Now that crews from Kiewit Infrastructure West have started pouring concrete bridge deck pieces, the ability to watch the nation’s largest transit bridge void of personal vehicles take shape offers a bit more intrigue in Portland, Ore.

The new Portland-Milwaukie Light Rail Bridge—don’t fret, it will get a new name sometime in 2014 after a commission spends countless hours picking out one that could prove almost as boring as its current moniker—will eventually boats 1,720 ft in length in a four-pier cable-stayed bridge design.

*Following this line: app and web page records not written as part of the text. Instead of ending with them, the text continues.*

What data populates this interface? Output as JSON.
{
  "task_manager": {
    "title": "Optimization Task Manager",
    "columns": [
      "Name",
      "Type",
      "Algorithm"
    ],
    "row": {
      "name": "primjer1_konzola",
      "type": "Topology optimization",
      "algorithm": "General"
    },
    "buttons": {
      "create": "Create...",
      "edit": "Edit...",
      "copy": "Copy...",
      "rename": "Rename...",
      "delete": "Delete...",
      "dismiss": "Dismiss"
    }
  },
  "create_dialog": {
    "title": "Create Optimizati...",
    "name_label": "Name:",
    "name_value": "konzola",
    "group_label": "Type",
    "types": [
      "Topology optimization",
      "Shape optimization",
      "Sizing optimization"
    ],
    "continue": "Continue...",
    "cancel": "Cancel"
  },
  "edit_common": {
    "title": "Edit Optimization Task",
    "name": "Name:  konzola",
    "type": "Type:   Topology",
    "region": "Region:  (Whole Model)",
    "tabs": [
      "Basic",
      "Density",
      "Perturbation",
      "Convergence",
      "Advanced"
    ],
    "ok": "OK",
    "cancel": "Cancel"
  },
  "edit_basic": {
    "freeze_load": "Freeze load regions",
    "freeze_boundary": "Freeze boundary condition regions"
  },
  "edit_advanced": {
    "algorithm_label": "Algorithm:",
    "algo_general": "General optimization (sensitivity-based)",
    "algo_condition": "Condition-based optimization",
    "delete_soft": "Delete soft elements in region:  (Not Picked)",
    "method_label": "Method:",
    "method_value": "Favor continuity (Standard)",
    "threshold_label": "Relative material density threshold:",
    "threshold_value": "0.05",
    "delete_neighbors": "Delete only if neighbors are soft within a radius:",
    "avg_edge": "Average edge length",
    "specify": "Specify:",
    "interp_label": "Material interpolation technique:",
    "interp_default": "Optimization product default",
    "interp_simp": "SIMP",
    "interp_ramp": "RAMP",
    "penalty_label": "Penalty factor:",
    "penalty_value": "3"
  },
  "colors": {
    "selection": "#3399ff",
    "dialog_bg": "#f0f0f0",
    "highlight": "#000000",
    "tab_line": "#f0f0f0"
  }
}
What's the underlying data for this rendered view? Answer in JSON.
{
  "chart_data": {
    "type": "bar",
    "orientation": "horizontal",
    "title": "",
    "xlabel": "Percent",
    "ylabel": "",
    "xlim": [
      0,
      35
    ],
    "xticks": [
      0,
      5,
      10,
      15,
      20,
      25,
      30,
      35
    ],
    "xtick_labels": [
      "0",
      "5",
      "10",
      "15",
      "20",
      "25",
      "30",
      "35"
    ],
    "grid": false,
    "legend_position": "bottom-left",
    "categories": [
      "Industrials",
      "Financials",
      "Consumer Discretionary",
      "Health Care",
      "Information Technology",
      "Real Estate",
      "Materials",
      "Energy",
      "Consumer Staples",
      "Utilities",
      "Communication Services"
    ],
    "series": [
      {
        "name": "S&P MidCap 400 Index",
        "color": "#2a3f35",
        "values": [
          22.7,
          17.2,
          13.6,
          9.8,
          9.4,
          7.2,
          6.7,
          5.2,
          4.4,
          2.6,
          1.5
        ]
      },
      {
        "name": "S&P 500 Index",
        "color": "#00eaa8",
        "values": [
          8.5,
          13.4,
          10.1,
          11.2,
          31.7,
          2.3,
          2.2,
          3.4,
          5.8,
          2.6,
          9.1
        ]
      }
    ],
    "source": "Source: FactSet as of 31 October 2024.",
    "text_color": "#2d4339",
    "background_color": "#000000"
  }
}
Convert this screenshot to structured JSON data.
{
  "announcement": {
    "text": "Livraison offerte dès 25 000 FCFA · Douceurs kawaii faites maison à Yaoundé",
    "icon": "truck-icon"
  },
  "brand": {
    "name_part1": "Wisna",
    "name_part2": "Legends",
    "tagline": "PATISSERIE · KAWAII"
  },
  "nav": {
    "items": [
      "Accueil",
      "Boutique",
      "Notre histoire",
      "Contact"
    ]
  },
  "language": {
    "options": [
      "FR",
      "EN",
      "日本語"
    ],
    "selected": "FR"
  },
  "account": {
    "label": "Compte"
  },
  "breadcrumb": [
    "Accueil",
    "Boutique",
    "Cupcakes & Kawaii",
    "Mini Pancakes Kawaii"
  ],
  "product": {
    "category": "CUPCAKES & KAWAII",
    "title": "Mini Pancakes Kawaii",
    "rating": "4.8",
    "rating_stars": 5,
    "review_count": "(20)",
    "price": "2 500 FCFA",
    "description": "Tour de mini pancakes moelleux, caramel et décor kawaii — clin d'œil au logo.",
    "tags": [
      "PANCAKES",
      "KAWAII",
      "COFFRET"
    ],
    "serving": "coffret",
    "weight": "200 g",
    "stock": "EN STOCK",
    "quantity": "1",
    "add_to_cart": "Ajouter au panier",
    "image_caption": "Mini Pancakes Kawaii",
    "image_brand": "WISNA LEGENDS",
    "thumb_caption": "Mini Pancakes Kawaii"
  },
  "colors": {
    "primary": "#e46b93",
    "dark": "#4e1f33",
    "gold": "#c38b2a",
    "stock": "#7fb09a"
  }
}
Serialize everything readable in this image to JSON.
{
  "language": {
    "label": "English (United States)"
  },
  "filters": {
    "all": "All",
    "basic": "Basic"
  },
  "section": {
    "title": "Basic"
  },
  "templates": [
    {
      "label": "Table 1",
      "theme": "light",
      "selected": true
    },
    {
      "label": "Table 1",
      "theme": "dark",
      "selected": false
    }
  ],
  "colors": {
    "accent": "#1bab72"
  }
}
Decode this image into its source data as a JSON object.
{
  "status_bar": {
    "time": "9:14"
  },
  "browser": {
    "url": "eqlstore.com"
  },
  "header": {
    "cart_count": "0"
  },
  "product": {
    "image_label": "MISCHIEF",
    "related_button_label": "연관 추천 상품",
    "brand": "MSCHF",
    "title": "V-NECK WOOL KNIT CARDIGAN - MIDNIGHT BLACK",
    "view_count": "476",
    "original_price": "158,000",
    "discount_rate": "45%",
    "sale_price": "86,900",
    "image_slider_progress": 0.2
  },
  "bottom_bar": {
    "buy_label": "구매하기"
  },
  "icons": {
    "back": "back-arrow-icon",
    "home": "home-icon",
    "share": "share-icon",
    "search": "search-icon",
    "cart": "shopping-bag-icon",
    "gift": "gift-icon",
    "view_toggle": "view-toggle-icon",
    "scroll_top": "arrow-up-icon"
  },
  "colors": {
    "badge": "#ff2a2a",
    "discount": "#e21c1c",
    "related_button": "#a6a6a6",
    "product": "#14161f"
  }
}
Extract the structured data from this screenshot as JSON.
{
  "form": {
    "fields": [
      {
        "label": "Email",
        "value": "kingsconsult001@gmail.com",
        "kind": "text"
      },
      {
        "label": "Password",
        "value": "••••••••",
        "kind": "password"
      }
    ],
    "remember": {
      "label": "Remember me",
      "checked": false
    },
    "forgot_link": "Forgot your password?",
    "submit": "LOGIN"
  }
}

With two towers, each 180 ft high, and five total spans, the bridge and its 78 concrete bridge deck segments, each 16 ft long and 75 ft wide and weighing 200 tons, will carry only light rail, TriMet buses and pedestrians and cyclists. The pedestrian/cyclist corridor features two 14-ft-wide paths.

Crews are pouring each segment on site, using the balance cantilever construction method, completing a segment on each side of the bridge before moving farther in. During the concrete curing process, crews will attach post-tensioning tendons and then repeat the process until the entire span completes sometime in spring 2014.

When opened in 2015, the new bridge will serve as the first new span over the bridge-heavy Willamette River in 35 years, also making the final connection for the $1.49 billion Portland-Milwaukie light rail route. Three bus lines currently using the Ross Island Bridge will likely move to the new bridge and TriMet officials hope to eventually add a Portland Streetcar extension to the bridge.

To watch the process unfold, TriMet has set up two bridge cameras. Access them here.

Tim Newcomb is Engineering News-Record’s Pacific Northwest contributor. He has also written for TIMEPopular MechanicsPopular Science and more. You can follow him on Twitter at @tdnewcomb or visit his website here.